TASK PROMPT: The records below must be copied out completely and exactly.

*** EXCERPTED DATA ***

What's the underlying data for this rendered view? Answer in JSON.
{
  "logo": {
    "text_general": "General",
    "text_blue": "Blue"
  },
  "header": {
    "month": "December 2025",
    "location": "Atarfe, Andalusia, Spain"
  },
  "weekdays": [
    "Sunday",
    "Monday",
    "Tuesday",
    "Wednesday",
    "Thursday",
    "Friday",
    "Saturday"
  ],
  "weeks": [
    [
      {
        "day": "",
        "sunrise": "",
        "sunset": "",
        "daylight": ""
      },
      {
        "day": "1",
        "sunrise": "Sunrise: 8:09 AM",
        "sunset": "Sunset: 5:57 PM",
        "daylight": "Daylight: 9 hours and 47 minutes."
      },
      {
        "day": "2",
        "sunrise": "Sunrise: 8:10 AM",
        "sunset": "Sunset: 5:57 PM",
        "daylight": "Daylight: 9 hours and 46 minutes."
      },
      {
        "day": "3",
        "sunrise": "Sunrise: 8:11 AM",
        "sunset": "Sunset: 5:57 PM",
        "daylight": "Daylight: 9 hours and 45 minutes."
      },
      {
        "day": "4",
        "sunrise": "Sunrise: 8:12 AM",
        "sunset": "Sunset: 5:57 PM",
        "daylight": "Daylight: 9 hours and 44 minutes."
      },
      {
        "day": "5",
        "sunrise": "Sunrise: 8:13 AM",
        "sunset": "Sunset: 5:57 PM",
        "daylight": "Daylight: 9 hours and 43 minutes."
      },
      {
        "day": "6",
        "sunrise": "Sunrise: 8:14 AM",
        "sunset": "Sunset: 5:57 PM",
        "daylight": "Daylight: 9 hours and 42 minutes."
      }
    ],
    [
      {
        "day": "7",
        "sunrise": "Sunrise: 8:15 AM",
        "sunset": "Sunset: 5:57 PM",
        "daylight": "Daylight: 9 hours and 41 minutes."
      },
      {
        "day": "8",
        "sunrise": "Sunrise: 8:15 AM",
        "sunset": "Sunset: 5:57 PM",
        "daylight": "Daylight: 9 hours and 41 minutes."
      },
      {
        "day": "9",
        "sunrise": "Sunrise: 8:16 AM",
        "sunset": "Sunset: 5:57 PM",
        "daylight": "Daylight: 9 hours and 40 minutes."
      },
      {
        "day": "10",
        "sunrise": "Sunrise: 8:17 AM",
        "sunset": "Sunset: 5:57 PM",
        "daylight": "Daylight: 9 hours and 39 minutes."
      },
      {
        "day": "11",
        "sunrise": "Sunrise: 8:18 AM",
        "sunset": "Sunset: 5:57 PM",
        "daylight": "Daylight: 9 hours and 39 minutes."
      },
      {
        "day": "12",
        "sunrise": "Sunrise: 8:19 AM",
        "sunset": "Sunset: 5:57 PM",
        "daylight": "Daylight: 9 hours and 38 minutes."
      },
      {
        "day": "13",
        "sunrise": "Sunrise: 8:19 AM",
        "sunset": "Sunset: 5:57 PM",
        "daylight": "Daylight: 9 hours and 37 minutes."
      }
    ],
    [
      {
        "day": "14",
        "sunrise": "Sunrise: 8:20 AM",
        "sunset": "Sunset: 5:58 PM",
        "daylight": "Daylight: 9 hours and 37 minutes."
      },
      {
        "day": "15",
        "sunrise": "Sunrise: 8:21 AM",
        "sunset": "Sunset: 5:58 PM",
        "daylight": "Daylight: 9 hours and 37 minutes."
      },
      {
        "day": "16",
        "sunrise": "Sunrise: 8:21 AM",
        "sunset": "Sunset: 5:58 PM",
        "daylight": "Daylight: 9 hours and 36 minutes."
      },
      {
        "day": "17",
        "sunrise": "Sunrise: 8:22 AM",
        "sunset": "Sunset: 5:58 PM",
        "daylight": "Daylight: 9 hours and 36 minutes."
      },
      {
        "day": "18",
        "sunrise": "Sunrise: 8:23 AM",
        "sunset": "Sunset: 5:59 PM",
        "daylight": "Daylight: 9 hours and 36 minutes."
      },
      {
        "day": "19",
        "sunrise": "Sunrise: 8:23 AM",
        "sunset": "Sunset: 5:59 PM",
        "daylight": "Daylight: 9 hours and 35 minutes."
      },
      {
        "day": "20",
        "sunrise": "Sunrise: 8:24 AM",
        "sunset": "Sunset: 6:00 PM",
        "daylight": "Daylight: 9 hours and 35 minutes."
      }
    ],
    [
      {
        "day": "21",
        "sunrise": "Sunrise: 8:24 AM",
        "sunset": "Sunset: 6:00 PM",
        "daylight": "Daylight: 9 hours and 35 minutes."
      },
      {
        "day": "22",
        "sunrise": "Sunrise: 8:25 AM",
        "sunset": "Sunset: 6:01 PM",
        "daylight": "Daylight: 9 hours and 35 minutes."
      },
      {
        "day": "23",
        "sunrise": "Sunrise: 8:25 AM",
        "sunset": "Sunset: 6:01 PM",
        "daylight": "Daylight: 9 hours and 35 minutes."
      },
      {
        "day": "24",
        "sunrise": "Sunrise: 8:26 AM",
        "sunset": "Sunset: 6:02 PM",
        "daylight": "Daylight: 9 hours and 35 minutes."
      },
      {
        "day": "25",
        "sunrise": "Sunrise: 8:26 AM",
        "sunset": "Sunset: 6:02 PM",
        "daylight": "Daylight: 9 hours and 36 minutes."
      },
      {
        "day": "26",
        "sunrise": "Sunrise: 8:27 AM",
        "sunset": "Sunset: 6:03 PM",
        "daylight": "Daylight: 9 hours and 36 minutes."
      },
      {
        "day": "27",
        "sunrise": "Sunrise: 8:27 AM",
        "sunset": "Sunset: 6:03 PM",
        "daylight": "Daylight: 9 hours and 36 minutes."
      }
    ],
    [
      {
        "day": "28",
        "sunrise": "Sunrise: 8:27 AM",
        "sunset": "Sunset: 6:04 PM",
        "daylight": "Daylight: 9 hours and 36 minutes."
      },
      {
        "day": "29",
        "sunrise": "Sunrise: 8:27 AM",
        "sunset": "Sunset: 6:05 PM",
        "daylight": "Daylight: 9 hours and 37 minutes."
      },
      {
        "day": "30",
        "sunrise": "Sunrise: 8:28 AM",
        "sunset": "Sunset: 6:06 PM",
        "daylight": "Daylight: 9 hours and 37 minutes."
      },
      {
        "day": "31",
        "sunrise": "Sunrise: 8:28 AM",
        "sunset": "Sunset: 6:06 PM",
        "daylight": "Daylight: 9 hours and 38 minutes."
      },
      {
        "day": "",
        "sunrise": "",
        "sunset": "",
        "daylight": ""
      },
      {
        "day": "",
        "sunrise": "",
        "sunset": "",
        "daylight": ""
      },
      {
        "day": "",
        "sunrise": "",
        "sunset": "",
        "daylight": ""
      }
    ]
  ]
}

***

REPLY TO THE TASK:
What's the underlying data for this rendered view? Answer in JSON.
{
  "logo": {
    "text_general": "General",
    "text_blue": "Blue"
  },
  "header": {
    "month": "December 2025",
    "location": "Atarfe, Andalusia, Spain"
  },
  "weekdays": [
    "Sunday",
    "Monday",
    "Tuesday",
    "Wednesday",
    "Thursday",
    "Friday",
    "Saturday"
  ],
  "weeks": [
    [
      {
        "day": "",
        "sunrise": "",
        "sunset": "",
        "daylight": ""
      },
      {
        "day": "1",
        "sunrise": "Sunrise: 8:09 AM",
        "sunset": "Sunset: 5:57 PM",
        "daylight": "Daylight: 9 hours and 47 minutes."
      },
      {
        "day": "2",
        "sunrise": "Sunrise: 8:10 AM",
        "sunset": "Sunset: 5:57 PM",
        "daylight": "Daylight: 9 hours and 46 minutes."
      },
      {
        "day": "3",
        "sunrise": "Sunrise: 8:11 AM",
        "sunset": "Sunset: 5:57 PM",
        "daylight": "Daylight: 9 hours and 45 minutes."
      },
      {
        "day": "4",
        "sunrise": "Sunrise: 8:12 AM",
        "sunset": "Sunset: 5:57 PM",
        "daylight": "Daylight: 9 hours and 44 minutes."
      },
      {
        "day": "5",
        "sunrise": "Sunrise: 8:13 AM",
        "sunset": "Sunset: 5:57 PM",
        "daylight": "Daylight: 9 hours and 43 minutes."
      },
      {
        "day": "6",
        "sunrise": "Sunrise: 8:14 AM",
        "sunset": "Sunset: 5:57 PM",
        "daylight": "Daylight: 9 hours and 42 minutes."
      }
    ],
    [
      {
        "day": "7",
        "sunrise": "Sunrise: 8:15 AM",
        "sunset": "Sunset: 5:57 PM",
        "daylight": "Daylight: 9 hours and 41 minutes."
      },
      {
        "day": "8",
        "sunrise": "Sunrise: 8:15 AM",
        "sunset": "Sunset: 5:57 PM",
        "daylight": "Daylight: 9 hours and 41 minutes."
      },
      {
        "day": "9",
        "sunrise": "Sunrise: 8:16 AM",
        "sunset": "Sunset: 5:57 PM",
        "daylight": "Daylight: 9 hours and 40 minutes."
      },
      {
        "day": "10",
        "sunrise": "Sunrise: 8:17 AM",
        "sunset": "Sunset: 5:57 PM",
        "daylight": "Daylight: 9 hours and 39 minutes."
      },
      {
        "day": "11",
        "sunrise": "Sunrise: 8:18 AM",
        "sunset": "Sunset: 5:57 PM",
        "daylight": "Daylight: 9 hours and 39 minutes."
      },
      {
        "day": "12",
        "sunrise": "Sunrise: 8:19 AM",
        "sunset": "Sunset: 5:57 PM",
        "daylight": "Daylight: 9 hours and 38 minutes."
      },
      {
        "day": "13",
        "sunrise": "Sunrise: 8:19 AM",
        "sunset": "Sunset: 5:57 PM",
        "daylight": "Daylight: 9 hours and 37 minutes."
      }
    ],
    [
      {
        "day": "14",
        "sunrise": "Sunrise: 8:20 AM",
        "sunset": "Sunset: 5:58 PM",
        "daylight": "Daylight: 9 hours and 37 minutes."
      },
      {
        "day": "15",
        "sunrise": "Sunrise: 8:21 AM",
        "sunset": "Sunset: 5:58 PM",
        "daylight": "Daylight: 9 hours and 37 minutes."
      },
      {
        "day": "16",
        "sunrise": "Sunrise: 8:21 AM",
        "sunset": "Sunset: 5:58 PM",
        "daylight": "Daylight: 9 hours and 36 minutes."
      },
      {
        "day": "17",
        "sunrise": "Sunrise: 8:22 AM",
        "sunset": "Sunset: 5:58 PM",
        "daylight": "Daylight: 9 hours and 36 minutes."
      },
      {
        "day": "18",
        "sunrise": "Sunrise: 8:23 AM",
        "sunset": "Sunset: 5:59 PM",
        "daylight": "Daylight: 9 hours and 36 minutes."
      },
      {
        "day": "19",
        "sunrise": "Sunrise: 8:23 AM",
        "sunset": "Sunset: 5:59 PM",
        "daylight": "Daylight: 9 hours and 35 minutes."
      },
      {
        "day": "20",
        "sunrise": "Sunrise: 8:24 AM",
        "sunset": "Sunset: 6:00 PM",
        "daylight": "Daylight: 9 hours and 35 minutes."
      }
    ],
    [
      {
        "day": "21",
        "sunrise": "Sunrise: 8:24 AM",
        "sunset": "Sunset: 6:00 PM",
        "daylight": "Daylight: 9 hours and 35 minutes."
      },
      {
        "day": "22",
        "sunrise": "Sunrise: 8:25 AM",
        "sunset": "Sunset: 6:01 PM",
        "daylight": "Daylight: 9 hours and 35 minutes."
      },
      {
        "day": "23",
        "sunrise": "Sunrise: 8:25 AM",
        "sunset": "Sunset: 6:01 PM",
        "daylight": "Daylight: 9 hours and 35 minutes."
      },
      {
        "day": "24",
        "sunrise": "Sunrise: 8:26 AM",
        "sunset": "Sunset: 6:02 PM",
        "daylight": "Daylight: 9 hours and 35 minutes."
      },
      {
        "day": "25",
        "sunrise": "Sunrise: 8:26 AM",
        "sunset": "Sunset: 6:02 PM",
        "daylight": "Daylight: 9 hours and 36 minutes."
      },
      {
        "day": "26",
        "sunrise": "Sunrise: 8:27 AM",
        "sunset": "Sunset: 6:03 PM",
        "daylight": "Daylight: 9 hours and 36 minutes."
      },
      {
        "day": "27",
        "sunrise": "Sunrise: 8:27 AM",
        "sunset": "Sunset: 6:03 PM",
        "daylight": "Daylight: 9 hours and 36 minutes."
      }
    ],
    [
      {
        "day": "28",
        "sunrise": "Sunrise: 8:27 AM",
        "sunset": "Sunset: 6:04 PM",
        "daylight": "Daylight: 9 hours and 36 minutes."
      },
      {
        "day": "29",
        "sunrise": "Sunrise: 8:27 AM",
        "sunset": "Sunset: 6:05 PM",
        "daylight": "Daylight: 9 hours and 37 minutes."
      },
      {
        "day": "30",
        "sunrise": "Sunrise: 8:28 AM",
        "sunset": "Sunset: 6:06 PM",
        "daylight": "Daylight: 9 hours and 37 minutes."
      },
      {
        "day": "31",
        "sunrise": "Sunrise: 8:28 AM",
        "sunset": "Sunset: 6:06 PM",
        "daylight": "Daylight: 9 hours and 38 minutes."
      },
      {
        "day": "",
        "sunrise": "",
        "sunset": "",
        "daylight": ""
      },
      {
        "day": "",
        "sunrise": "",
        "sunset": "",
        "daylight": ""
      },
      {
        "day": "",
        "sunrise": "",
        "sunset": "",
        "daylight": ""
      }
    ]
  ]
}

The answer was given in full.